So these data are tremendously useful. However, they are also biased and not spatially specific in the great majority of African countries. They are biased because they are based on users of smartphones, who have higher income, are more educated, and more urban than owners of feature phones or those who do not own any cellphone. We thus have essentially no data on the mobility of the great mass of lower income consumers that do not have smartphones and likely have less ability – due to sheer economic necessity to continue working - to limit their movement. A key point here is that regular population-based cellphone surveys can be an effective way to rapidly generate data among this demographic, as they are not limited to smartphone users. But if they are to be useful, these efforts need to be organized through collaborative efforts that include research organizations and governments and their responsible agencies.
The Google mobility data lack spatial specificity in that most African countries feature single weekly values for the entire country. Nigeria and Kenya are important exceptions to this pattern, each having data for the country as a whole and many administrative subdivisions. This is important because we have to expect that responses may vary quite a lot between different size cities, across regions, and between rural and urban areas.
The point is that informal food markets, with their necessary congregations of large numbers of people, are ongoing amplifying events for the spread of the virus. We thus need data on flow in and out and resulting density of people in identified market locales. As noted above, these data can be connected in timely and affordable fashion through cellphone surveys combined with simple, targeted counting / market mapping exercises.

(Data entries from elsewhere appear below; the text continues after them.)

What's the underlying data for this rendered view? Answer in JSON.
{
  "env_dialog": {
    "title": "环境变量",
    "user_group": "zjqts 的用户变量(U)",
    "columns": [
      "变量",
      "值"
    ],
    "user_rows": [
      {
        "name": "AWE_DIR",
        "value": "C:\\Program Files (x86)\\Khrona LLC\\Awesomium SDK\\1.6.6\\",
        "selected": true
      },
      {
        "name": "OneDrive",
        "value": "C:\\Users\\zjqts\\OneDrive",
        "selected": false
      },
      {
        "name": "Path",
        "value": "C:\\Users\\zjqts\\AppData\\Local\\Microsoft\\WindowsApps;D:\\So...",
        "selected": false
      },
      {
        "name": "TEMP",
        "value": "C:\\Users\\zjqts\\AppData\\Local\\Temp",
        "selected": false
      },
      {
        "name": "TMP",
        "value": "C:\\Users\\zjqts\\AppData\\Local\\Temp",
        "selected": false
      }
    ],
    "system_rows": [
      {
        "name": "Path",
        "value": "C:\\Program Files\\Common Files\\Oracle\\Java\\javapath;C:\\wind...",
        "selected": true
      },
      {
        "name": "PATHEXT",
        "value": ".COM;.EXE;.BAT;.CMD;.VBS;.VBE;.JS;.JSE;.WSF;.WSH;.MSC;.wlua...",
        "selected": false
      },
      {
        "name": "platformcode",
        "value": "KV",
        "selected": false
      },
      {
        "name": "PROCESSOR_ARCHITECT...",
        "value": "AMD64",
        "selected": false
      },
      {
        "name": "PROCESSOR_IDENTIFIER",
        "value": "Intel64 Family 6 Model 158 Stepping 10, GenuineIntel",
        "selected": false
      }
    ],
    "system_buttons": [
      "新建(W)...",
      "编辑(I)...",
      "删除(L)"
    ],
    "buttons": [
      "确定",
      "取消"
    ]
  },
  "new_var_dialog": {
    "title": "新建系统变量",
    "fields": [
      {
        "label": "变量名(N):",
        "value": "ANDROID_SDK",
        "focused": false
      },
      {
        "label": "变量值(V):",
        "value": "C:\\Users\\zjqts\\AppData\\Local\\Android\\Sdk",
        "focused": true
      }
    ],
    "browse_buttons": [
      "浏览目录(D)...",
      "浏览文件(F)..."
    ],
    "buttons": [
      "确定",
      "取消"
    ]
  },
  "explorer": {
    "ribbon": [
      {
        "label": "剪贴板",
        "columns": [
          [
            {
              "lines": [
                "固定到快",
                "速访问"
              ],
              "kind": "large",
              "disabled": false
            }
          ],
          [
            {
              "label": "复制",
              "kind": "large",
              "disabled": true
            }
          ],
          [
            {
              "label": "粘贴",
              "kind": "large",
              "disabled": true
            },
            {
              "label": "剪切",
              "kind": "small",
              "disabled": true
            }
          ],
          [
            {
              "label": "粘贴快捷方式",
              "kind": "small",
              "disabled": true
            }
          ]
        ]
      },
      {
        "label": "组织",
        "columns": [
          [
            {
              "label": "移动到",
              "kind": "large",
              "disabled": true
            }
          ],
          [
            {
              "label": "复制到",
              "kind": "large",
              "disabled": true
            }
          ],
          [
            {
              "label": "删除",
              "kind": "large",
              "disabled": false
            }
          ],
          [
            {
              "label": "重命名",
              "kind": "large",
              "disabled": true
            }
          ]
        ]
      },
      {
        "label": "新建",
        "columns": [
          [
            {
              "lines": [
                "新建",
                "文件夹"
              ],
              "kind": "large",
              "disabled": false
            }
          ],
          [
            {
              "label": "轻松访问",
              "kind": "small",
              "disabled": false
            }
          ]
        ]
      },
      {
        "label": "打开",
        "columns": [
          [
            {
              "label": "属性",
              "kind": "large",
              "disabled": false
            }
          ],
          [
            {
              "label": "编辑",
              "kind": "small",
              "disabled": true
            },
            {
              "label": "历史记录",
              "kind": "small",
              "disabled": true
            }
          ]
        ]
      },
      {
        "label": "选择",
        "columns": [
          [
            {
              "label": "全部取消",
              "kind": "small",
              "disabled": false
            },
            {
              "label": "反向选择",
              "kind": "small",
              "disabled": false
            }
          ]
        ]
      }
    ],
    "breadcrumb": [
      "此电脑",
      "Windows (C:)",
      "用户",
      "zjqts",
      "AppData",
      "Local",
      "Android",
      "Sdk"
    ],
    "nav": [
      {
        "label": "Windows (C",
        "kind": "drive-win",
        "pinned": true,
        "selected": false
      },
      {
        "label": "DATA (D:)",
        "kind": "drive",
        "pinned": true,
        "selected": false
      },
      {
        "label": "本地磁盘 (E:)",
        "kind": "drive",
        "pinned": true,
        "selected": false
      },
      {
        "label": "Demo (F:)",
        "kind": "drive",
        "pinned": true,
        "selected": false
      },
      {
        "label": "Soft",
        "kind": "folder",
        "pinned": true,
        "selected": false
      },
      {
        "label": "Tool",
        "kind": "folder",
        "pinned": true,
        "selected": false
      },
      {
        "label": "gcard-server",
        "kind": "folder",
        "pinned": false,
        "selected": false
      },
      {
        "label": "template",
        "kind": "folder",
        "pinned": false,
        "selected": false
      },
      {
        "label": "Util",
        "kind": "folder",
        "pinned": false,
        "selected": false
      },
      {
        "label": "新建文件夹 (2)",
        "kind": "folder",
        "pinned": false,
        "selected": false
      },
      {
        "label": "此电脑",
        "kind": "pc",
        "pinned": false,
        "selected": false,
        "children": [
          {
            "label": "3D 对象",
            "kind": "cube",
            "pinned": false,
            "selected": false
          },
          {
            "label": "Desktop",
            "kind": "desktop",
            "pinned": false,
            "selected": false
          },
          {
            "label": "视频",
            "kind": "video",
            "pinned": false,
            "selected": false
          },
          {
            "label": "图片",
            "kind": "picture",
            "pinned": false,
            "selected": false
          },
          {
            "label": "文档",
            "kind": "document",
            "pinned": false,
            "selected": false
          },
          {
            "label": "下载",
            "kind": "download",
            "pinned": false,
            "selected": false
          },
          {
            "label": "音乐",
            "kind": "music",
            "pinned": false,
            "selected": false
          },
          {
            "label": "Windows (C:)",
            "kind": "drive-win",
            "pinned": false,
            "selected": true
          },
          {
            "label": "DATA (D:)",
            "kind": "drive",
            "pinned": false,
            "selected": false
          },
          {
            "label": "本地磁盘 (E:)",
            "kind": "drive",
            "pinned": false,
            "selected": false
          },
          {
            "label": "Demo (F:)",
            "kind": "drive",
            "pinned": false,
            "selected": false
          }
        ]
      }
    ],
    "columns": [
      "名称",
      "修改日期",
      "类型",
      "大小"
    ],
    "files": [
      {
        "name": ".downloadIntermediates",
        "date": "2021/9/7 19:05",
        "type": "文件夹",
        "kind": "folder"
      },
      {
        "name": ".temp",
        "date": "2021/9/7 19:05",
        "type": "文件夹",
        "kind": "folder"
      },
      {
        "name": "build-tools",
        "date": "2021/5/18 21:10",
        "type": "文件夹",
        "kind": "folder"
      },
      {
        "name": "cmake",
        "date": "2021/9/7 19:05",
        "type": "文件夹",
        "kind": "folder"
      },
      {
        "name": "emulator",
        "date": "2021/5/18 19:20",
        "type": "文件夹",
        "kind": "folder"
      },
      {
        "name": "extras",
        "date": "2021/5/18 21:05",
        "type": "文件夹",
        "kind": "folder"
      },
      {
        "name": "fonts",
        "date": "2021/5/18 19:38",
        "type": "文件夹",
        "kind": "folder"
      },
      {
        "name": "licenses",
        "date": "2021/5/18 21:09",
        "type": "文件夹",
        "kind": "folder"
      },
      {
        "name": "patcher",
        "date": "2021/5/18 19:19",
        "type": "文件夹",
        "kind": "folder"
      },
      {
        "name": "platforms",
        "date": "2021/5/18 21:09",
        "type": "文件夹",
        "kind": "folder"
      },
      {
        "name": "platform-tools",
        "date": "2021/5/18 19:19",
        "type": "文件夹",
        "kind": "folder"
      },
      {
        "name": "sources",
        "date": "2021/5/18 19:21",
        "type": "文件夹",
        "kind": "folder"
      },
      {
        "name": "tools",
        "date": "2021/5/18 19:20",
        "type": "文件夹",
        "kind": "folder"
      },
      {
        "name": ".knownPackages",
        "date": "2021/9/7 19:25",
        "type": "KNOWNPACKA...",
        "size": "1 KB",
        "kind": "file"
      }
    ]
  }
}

The third area of need for data and knowledge is the impacts of the pandemic on spending power and livelihoods. These data are key not just for design of social safety net transfers but for capturing the demand side impact of COVID-19 on FSCs. I have yet to see any data on this in Africa, other than broad national estimates with some sectoral breakdown based on CGE modeling (e.g. as produced by IFPRI). While useful, these in no way replace real-time information on magnitudes of livelihood loss. Again, cellphone surveys can be a rapid and effective way of generating this data in an ongoing way. To be most useful, they should be done in close collaboration with telecom service provides to generate stratified samples (e.g. between rural and urban areas, and ideally distinguishing between types of cities) and conduct these surveys in very regular fashion
Better modeling fed by better data that drives decision making. This can be done, there is time to do it and to continuously improve the models in real time, and there is definitely need: if done in timely fashion with the right partners, they can have a major impact on the course of this pandemic.